Proposed site in Paraiso to provide safer environment
By Vivian Gatica
A delegation from The Salvation Army Pasadena Tabernacle Corps (Calif.) traveled to the Dr. Eno Home for Girls in Colon, Panama, in January to film the site. The corps is raising funds to support future reconstruction at a new site.
“The home is in very poor condition, and has been for many years,” said Pasadena Corps officer Major Darren Norton, who is leading the fundraising effort at the corps. “This was definitely the project we wanted to get involved in.”
The home, built in 1967, has been a sanctuary for girls in Panama, offering protection, education, psychological and spiritual support, and nutritional and hygienic necessities. However, Norton said that the current building has drywall and foundational problems and cannot house more girls because many rooms are unlivable.
“The current home does not allow us to reach as many girls as we should be able to, and is is unsafe and unhealthy,” said Major Darlan Marquez, divisional director of women’s ministries in Panama.
Norton and Major David Harmon, director of world missions and overseas child sponsorship, and the rest of the delegation filmed the current home conditions, while the girls played with the cameras and enjoyed the visitors’ company. Norton said the girls were happy despite poor housing conditions.
“There was a sense of underlying hope that this project would become a reality when the girls and adults at the home were being filmed,” Marquez said. “They were conscious not only of the immense difference that the project would have on them, but also for those who in the next 50 years would call the new [building] their home.”
The new girls’ home would be relocated from the hostile and dangerous city of Colon to the much safer village of Paraiso, and would be adjacent to the local Salvation Army corps and officers’ quarters, allowing for corps connections.
“This home provides a safe haven for girls who would otherwise be living in extremely unfavorable conditions,” Marquez said. “Some would be in danger of trafficking, others simply facing the difficulties that poverty brings such as malnutrition, lack of clothing and education, and danger from violence and abuse.”
Although the project is still in its beginning stage, the Pasadena Tabernacle Corps is committed to partnering with Panama to make this dream a reality.
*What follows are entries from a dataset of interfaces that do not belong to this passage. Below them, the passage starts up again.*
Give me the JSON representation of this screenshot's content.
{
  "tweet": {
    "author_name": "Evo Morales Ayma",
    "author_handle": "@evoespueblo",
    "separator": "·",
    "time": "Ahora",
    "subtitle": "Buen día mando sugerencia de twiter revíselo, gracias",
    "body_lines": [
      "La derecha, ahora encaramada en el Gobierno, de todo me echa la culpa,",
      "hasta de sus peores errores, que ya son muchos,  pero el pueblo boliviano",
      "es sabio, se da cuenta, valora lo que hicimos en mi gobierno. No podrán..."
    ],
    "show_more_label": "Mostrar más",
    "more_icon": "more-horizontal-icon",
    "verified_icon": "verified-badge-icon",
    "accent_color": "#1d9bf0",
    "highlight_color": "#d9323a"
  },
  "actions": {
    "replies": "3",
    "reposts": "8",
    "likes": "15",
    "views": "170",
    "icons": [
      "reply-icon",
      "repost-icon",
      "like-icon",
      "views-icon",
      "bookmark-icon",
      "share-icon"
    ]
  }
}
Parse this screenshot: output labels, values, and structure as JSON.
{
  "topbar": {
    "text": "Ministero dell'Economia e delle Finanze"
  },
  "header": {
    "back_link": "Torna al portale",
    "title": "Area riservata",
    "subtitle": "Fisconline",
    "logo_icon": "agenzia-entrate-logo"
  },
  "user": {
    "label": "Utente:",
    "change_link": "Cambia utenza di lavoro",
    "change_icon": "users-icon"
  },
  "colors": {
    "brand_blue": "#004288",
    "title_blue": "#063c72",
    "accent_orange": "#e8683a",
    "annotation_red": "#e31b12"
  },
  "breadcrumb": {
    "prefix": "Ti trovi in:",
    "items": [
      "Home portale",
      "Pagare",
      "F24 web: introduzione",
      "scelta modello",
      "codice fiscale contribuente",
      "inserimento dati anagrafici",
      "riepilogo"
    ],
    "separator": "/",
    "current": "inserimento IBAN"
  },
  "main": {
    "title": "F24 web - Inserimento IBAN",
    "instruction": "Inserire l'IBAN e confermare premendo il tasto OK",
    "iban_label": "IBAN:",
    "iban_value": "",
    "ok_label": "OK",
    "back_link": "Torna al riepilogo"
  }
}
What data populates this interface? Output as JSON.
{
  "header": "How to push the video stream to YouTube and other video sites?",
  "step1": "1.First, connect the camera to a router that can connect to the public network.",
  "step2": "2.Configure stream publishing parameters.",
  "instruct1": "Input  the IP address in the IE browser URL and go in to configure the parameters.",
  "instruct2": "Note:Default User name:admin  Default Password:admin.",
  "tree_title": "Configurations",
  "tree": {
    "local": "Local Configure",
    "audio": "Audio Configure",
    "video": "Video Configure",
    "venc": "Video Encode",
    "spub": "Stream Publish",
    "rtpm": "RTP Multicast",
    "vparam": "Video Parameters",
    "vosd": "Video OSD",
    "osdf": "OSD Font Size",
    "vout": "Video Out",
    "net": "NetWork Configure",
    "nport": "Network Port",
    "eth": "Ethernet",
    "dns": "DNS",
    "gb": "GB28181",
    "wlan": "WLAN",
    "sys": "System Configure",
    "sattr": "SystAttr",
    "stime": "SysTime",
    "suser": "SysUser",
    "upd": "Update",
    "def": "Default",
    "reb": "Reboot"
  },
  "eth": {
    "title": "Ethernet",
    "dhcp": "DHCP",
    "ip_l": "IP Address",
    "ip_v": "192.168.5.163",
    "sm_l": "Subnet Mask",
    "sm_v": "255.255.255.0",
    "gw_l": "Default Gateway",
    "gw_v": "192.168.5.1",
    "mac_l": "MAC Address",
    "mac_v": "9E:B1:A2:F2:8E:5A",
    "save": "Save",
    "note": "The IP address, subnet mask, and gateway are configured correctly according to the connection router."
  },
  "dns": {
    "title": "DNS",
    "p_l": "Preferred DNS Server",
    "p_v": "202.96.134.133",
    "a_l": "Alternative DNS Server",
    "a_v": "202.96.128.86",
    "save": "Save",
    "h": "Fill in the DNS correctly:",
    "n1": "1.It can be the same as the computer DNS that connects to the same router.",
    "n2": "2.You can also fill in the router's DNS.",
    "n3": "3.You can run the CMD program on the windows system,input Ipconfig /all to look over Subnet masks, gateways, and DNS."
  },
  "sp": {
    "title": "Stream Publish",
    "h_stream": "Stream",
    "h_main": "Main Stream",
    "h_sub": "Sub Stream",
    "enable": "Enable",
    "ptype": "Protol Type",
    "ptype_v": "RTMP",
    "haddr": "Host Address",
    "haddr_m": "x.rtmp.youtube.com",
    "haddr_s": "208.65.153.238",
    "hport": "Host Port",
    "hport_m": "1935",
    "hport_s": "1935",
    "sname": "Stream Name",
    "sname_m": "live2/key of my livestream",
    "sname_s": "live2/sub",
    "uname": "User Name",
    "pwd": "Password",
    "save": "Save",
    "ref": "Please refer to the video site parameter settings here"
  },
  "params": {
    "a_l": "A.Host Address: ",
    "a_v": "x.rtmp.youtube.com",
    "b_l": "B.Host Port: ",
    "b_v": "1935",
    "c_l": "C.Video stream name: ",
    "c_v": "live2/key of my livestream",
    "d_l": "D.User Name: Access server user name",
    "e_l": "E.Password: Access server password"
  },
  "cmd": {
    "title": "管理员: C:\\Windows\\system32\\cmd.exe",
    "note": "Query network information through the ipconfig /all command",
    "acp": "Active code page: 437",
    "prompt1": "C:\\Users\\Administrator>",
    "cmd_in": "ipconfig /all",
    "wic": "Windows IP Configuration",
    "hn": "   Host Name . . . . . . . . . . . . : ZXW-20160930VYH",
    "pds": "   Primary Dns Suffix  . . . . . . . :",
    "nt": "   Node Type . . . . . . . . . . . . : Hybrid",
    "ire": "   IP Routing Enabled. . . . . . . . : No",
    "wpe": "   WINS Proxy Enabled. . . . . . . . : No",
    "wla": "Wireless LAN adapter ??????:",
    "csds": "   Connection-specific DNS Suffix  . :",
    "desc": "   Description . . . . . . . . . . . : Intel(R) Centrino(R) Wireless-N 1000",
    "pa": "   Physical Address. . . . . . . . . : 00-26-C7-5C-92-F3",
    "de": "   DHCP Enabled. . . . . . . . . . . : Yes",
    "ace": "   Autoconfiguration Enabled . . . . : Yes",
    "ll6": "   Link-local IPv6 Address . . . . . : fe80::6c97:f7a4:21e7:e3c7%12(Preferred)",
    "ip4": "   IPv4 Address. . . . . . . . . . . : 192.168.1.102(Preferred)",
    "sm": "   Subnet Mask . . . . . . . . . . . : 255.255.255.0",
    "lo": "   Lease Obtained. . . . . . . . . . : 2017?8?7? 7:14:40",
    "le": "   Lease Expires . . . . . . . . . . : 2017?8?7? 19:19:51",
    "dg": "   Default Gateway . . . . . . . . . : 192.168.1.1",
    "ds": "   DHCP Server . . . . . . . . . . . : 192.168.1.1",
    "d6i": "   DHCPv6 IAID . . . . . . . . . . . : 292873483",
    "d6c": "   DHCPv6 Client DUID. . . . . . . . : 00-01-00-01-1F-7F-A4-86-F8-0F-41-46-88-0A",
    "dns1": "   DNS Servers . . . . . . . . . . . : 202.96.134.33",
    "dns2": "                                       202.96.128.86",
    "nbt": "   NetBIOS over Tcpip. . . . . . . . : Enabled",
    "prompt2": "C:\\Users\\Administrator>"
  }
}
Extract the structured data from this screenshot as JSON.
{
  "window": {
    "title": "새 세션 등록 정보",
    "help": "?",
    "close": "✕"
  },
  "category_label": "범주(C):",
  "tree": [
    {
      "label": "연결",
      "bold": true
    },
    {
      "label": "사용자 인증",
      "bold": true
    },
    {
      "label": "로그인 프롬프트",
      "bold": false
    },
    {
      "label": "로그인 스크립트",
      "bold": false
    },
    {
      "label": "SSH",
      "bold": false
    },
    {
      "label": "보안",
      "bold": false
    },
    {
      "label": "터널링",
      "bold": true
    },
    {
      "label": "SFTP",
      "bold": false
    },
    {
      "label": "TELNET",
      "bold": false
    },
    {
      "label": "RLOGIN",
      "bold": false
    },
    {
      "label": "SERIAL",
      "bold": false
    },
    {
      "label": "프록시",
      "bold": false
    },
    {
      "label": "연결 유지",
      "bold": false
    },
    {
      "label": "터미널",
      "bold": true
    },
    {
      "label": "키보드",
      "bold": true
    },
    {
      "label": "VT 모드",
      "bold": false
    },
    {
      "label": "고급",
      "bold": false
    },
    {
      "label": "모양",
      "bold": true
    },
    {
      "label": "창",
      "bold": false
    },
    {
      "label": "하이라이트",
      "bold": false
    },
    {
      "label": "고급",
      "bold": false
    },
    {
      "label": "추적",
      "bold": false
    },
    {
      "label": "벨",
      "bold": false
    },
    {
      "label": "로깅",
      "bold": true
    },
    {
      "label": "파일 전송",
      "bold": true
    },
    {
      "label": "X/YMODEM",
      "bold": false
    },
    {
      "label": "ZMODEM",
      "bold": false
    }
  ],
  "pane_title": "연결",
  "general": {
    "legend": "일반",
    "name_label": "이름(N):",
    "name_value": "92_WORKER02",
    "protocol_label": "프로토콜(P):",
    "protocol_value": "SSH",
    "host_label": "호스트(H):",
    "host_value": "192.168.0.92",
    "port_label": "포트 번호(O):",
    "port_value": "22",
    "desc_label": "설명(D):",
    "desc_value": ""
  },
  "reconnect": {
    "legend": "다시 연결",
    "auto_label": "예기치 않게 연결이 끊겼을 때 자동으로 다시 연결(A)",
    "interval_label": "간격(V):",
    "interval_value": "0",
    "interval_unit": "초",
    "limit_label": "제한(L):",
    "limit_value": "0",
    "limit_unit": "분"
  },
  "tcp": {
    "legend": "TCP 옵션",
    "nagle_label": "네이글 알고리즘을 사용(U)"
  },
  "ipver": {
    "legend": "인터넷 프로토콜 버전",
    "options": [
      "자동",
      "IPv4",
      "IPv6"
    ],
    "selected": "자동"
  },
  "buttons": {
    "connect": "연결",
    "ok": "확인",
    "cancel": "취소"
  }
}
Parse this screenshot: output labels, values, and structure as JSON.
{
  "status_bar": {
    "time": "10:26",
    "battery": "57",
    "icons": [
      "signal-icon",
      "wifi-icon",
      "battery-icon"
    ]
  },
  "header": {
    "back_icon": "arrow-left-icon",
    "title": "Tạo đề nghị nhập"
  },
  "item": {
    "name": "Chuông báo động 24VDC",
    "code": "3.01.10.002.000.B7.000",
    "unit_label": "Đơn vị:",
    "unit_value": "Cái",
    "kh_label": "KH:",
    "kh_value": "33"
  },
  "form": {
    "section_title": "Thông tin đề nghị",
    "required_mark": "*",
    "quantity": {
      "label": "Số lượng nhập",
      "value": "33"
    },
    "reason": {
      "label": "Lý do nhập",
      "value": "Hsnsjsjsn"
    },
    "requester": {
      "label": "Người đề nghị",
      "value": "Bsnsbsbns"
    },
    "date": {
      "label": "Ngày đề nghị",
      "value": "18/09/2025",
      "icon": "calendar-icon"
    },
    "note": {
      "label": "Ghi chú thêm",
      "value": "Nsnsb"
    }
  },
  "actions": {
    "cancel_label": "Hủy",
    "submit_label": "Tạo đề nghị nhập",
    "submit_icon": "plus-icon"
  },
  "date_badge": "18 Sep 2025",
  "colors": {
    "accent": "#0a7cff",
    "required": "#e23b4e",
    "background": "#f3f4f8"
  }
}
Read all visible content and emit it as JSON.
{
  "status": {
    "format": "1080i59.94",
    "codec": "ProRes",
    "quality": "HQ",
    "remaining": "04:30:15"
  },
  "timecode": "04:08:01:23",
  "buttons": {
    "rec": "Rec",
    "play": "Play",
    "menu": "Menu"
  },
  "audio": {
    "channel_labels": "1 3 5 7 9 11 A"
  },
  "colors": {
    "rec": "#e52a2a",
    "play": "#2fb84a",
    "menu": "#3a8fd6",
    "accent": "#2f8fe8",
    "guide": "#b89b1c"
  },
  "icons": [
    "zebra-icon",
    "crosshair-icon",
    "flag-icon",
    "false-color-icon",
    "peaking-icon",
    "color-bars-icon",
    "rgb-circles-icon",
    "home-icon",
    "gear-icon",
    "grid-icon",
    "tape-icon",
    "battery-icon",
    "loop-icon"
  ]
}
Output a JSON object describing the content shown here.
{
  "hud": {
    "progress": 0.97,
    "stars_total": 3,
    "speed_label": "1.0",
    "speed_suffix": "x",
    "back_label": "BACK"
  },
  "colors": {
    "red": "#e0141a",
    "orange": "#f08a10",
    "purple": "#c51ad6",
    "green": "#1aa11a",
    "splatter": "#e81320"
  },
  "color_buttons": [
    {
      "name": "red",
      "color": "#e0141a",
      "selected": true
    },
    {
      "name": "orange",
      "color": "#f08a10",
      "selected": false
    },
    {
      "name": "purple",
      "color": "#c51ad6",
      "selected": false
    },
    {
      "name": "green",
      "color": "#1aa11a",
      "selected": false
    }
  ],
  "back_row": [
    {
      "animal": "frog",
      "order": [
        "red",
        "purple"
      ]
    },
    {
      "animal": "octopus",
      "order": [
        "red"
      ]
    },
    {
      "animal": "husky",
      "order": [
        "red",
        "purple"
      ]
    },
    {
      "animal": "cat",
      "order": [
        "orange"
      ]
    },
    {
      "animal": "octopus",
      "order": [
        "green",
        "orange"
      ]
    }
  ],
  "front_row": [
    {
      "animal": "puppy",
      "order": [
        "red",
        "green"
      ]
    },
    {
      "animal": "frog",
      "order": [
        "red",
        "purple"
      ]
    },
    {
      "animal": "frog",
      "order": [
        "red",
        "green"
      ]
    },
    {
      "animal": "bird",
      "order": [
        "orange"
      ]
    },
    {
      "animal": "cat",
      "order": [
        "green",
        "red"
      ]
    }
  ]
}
The corps has raised $90,000 of its $125,000 goal, and Norton said that when the time comes, the corps plans to send a team to assist in construction.
Watch the video at youtu.be/VUbVdLMX4kQ.